Victor Doroshenko


Sep 27, 2019

Hot disc of the Swift J0243.6+6124 revealed by Insight-HXMT

Who said magnetized neutron stars can not have super-critical disks? In recent paper we show that this can well be when the accretion rate is high enough $\ge10^{19}$g/s. Such rates are hard to achieve, but when done, result is spectacular!

We report on analysis of observations of the bright transient X-ray pulsar (XRP) Swift J0243.6+6124 obtained during its 2017-2018 giant outburst with Insight-HXMT, NuSTAR, and Swift observatories. We focus on the discovery of a sharp state transition of the timing and spectral properties of the source at super-Eddington accretion rates, which we associate with the transition of the accretion disc to a radiation pressure dominated state, the first ever directly observed for magnetized neutron star. This transition occurs at slightly higher luminosity compared to already reported transition of the source from sub- to supercritical accretion regime associate with onset of an accretion column. We argue that this scenario can only be realized for comparatively weakly magnetized neutron star, not dissimilar to other ultra-luminous X-ray pulsars, which accrete at similar rates. Further evidence for this conclusion is provided by the non-detection of the transition to the propeller state in quiescence which strongly implies compact magnetosphere and thus rules out magnetar-like fields.

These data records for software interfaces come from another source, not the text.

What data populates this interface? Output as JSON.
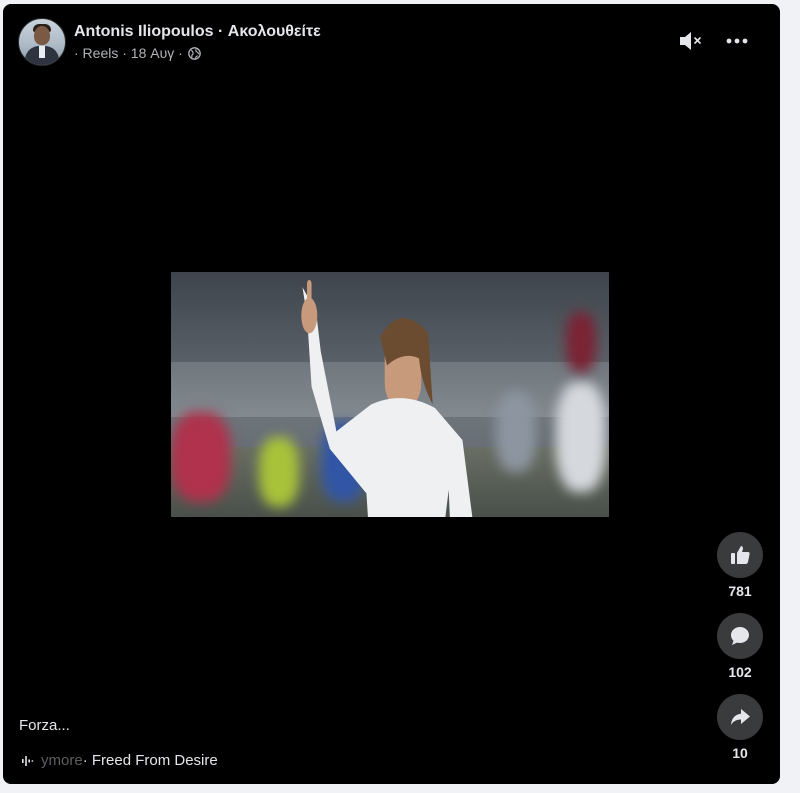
{
  "post": {
    "author": "Antonis Iliopoulos",
    "separator": " · ",
    "follow": "Ακολουθείτε",
    "meta_prefix": "· Reels · 18 Αυγ ·"
  },
  "icons": {
    "mute": "volume-muted-icon",
    "more": "more-horizontal-icon",
    "privacy": "globe-icon",
    "like": "thumbs-up-icon",
    "comment": "comment-icon",
    "share": "share-icon",
    "audio": "audio-wave-icon"
  },
  "actions": {
    "likes": "781",
    "comments": "102",
    "shares": "10"
  },
  "caption": "Forza...",
  "audio": {
    "faded": "ymore",
    "title": " · Freed From Desire"
  },
  "colors": {
    "background": "#000000",
    "page": "#f0f2f5",
    "text": "#e4e6eb",
    "secondary": "#b0b3b8",
    "button": "#3a3b3c"
  }
}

Several recors here: brightest Galactic X-ray pulsar, faintest Galactic X-ray pulsar, first Galactic ultra-luminous pulsar, best studied ultra-luminous X-ray source :)